It’s a one-man pillbox bunker with a slit in front for the soldier to fire at Albania’s enemies about to invade during the Cold War.  Stalinist madman Enver Hoxha ruled Albania for forty years, from the end of WWII to his death in 1985. During which he built 750,000 of these bunkers in a country barely bigger than Massachusetts (11,000 square miles).  He maintained his Fascist-Communist rule of total control by constantly claiming that Albania was surrounded by neighbor enemies – Yugoslavia, Greece, and Italy – all of whom were preparing to militarily invade, seize, and destroy Albania at any moment. For forty years.
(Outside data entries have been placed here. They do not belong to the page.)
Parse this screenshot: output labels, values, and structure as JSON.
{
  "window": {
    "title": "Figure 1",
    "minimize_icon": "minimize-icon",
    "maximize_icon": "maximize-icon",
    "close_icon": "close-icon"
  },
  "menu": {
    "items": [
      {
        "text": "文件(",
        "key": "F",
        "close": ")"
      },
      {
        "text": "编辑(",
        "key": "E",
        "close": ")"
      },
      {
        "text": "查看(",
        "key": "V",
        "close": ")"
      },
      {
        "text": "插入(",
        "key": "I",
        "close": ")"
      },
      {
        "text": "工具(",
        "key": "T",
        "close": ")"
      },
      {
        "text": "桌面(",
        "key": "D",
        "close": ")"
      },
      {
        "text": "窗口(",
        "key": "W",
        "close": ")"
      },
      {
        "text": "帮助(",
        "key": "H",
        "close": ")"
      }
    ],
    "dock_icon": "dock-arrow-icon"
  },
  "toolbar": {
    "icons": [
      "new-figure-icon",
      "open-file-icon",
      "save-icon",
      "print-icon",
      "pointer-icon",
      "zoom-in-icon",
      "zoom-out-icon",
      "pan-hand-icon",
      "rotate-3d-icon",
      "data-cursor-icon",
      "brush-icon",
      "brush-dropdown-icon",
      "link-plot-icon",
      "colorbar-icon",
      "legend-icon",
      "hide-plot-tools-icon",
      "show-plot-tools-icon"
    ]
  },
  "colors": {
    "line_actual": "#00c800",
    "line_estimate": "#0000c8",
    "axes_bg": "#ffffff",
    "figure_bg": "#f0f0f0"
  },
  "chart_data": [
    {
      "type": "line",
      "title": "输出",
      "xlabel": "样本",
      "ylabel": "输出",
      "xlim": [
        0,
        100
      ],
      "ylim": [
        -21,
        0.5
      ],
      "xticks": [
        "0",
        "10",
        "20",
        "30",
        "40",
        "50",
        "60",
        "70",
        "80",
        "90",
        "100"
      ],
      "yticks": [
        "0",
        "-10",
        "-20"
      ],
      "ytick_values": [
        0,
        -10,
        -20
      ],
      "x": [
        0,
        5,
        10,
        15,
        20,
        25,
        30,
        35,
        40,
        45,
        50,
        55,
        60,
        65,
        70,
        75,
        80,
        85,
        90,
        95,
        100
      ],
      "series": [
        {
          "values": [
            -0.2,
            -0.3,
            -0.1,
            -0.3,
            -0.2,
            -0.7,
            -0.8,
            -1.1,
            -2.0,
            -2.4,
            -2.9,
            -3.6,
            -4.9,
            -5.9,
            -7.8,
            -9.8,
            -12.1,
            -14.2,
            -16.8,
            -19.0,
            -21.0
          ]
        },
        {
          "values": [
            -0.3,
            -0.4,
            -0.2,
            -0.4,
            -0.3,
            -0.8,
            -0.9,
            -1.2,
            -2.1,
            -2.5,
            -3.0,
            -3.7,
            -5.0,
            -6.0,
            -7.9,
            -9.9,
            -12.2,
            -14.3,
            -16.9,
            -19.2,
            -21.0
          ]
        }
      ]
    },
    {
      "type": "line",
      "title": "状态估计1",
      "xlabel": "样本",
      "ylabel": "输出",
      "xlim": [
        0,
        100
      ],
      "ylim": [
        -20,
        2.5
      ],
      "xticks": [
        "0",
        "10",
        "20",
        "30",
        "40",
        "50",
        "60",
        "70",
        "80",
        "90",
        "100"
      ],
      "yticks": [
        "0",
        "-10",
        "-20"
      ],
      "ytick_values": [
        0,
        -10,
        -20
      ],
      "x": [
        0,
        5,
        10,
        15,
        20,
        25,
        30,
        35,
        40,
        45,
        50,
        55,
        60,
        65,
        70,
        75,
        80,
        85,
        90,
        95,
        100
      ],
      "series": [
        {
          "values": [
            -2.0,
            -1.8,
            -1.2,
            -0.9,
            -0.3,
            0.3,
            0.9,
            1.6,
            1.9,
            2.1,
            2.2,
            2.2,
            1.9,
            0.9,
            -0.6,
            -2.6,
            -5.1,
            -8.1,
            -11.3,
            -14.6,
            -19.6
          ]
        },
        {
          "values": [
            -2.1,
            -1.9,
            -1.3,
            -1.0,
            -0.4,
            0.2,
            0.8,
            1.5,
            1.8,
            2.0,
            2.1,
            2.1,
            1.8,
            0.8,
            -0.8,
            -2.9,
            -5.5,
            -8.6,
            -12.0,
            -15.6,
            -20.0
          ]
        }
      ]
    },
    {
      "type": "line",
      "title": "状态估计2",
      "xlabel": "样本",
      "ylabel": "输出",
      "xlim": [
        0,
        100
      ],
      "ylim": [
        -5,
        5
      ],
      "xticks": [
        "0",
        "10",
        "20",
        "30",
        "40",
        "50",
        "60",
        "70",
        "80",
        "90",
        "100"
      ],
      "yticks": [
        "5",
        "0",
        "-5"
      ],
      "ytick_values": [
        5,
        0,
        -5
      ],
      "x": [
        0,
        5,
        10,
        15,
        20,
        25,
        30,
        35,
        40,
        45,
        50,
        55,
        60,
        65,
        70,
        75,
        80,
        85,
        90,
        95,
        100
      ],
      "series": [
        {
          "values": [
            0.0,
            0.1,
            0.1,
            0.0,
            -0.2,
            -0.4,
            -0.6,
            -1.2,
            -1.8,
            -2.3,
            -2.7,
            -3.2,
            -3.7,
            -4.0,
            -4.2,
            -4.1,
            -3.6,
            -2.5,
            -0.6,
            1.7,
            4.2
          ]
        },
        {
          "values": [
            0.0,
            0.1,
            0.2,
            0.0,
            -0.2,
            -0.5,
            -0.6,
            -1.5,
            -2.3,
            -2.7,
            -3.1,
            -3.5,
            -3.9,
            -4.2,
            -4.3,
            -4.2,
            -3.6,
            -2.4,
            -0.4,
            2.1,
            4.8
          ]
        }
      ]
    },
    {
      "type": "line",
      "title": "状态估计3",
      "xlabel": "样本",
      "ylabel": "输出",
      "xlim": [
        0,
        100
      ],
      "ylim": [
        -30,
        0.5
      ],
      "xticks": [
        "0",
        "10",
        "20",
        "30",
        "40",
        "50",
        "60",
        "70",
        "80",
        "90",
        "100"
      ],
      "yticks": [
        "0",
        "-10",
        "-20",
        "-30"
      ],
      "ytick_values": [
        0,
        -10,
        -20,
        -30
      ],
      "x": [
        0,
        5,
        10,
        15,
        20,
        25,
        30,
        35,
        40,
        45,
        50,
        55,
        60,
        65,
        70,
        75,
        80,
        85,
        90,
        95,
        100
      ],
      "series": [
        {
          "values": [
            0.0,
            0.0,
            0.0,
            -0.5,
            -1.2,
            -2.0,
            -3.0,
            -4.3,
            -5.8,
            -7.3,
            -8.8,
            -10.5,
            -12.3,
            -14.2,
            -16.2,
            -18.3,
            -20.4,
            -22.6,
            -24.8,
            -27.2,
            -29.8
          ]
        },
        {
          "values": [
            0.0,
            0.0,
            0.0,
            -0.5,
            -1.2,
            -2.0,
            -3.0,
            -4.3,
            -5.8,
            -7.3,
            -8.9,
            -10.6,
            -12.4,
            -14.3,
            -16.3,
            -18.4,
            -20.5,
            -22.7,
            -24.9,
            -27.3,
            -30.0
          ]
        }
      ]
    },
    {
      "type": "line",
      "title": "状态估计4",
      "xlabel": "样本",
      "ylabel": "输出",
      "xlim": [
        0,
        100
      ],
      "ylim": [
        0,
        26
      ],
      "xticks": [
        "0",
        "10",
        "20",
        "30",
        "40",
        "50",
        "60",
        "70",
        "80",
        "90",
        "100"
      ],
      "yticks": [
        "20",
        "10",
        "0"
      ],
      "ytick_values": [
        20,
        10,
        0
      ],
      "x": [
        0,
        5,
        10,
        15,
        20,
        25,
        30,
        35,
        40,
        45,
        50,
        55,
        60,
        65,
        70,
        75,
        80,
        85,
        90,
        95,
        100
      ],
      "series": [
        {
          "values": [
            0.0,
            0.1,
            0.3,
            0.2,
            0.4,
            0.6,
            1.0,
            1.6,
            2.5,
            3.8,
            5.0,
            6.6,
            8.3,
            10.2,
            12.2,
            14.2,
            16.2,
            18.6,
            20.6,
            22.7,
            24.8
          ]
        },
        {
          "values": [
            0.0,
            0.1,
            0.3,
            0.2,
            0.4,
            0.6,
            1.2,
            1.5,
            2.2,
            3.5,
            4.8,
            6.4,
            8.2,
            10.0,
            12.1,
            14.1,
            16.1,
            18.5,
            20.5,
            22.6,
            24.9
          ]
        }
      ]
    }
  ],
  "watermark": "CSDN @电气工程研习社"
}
With the fall of the Soviet Union in 1991, Albania quickly liberated itself from its Communist past.  Today it is stunningly gorgeous, a delight to travel through.  The mushroom bunkers still litter the countryside, kept as a reminder of how history can go lunatic, and for Albanians to make sure such madness never happens to them ever again. (Glimpses of Our Breathtaking World #296, photo ©Jack Wheeler)